  49. Pulaski, B. A. & Ostrand-Rosenberg, S. in Current Protocols in Immunology (eds Cooligan, J. E. et al.) 39:20.2:20.2.120.2.16 (John Wiley & Sons, 2001); http://onlinelibrary.wiley.com/doi/10.1002/0471142735.im2002s39/abstract.

Download references

Author information

Affiliations

  1. Department of Microbiology and Immunology, The Geisel School of Medicine at Dartmouth, Lebanon, New Hampshire 03756, USA

    • P. H. Lizotte,
    • M. R. Sheen,
    • J. Fields,
    • P. Rojanasopondist &
    • S. Fiering
  2. Biomedical Engineering, Case Western Reserve University School of Medicine, Cleveland, Ohio 44106, USA

    • A. M. Wen &
    • N. F. Steinmetz
  3. Department of Radiology, Case Western Reserve University School of Medicine, Cleveland, Ohio 44106, USA

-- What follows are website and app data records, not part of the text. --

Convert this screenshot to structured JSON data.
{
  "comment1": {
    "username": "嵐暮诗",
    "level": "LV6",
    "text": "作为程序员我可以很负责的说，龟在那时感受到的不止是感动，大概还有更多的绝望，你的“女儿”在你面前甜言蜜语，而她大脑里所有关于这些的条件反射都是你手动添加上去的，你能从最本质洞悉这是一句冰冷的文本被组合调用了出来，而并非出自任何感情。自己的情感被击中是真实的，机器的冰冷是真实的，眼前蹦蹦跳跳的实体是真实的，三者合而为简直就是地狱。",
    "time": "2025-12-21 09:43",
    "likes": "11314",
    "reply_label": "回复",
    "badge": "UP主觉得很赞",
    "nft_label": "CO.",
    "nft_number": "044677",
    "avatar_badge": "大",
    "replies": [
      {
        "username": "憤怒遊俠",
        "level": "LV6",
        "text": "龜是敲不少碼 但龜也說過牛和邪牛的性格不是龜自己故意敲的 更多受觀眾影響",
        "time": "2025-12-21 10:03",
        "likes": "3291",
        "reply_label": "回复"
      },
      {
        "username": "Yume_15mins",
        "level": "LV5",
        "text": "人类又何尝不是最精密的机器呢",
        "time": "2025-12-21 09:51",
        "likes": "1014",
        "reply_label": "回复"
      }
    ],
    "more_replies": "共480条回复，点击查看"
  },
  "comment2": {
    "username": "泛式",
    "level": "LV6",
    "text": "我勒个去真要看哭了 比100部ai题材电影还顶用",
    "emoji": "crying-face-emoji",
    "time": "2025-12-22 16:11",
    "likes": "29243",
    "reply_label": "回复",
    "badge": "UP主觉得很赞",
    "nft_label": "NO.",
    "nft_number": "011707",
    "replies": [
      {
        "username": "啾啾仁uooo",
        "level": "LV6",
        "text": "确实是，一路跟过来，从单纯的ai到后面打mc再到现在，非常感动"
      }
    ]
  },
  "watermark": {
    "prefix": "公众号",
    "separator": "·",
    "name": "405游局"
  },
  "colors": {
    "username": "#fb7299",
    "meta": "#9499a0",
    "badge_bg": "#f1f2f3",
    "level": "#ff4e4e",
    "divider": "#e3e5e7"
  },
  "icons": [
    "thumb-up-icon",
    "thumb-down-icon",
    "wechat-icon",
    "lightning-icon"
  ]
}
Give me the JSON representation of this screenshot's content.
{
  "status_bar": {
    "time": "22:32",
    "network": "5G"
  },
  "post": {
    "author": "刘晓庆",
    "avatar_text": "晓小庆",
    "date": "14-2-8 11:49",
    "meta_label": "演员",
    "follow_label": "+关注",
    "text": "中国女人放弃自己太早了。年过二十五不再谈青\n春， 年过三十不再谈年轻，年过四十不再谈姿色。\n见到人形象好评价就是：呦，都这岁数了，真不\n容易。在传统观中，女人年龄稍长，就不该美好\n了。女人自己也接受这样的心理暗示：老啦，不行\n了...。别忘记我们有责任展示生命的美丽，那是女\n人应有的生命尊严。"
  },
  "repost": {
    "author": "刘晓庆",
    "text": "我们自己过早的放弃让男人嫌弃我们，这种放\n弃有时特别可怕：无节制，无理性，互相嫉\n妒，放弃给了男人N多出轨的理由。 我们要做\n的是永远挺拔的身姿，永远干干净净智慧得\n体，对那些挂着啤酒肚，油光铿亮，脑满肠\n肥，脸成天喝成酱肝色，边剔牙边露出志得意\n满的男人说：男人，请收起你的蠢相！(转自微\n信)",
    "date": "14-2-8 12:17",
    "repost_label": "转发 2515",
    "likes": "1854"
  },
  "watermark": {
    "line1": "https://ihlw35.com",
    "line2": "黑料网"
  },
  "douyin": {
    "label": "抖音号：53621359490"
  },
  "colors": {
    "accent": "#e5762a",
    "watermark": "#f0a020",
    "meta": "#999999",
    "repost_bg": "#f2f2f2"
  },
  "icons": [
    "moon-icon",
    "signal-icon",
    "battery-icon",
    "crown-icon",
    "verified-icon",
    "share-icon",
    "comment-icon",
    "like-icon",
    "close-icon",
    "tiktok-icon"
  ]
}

    • N. F. Steinmetz
  4. Department of Materials Science and Engineering, Case School of Engineering, Cleveland, Ohio 44106, USA

    • N. F. Steinmetz
  5. Department of Macromolecular Science and Engineering, Case School of Engineering, Cleveland, Ohio 44106, USA

    • N. F. Steinmetz
  6. Case Comprehensive Cancer Center, Case Western Reserve University School of Medicine, Cleveland, Ohio 44106, USA

    • N. F. Steinmetz
  7. Department of Genetics, The Geisel School of Medicine at Dartmouth, Lebanon, New Hampshire 03756, USA

    • S. Fiering
  8. Norris Cotton Cancer Center, Lebanon, New Hampshire 03756, USA

    • S. Fiering

Contributions

P.H.L., N.F.S., and S.F. conceived and designed the experiments, and wrote the manuscript. P.H.L., A.M.W., P.R., M.R.S., and J.F. performed the experiments. M.R.S. was responsible for Supplementary Fig. 4. P.R. was responsible for Supplementary Fig. 6. A.M.W. was responsible for Supplementary Fig. 8. P.H.L. performed all other experiments and analysed the data. J.F. assisted with in vivo work. All authors commented on the manuscript.

Competing financial interests

The authors have a patent pending for the immunotherapeutic use of the eCPMV nanoparticle.

Corresponding authors

Correspondence to:

Author details

Supplementary information

PDF files

  1. Supplementary information (760 KB)

    Supplementary information

Additional data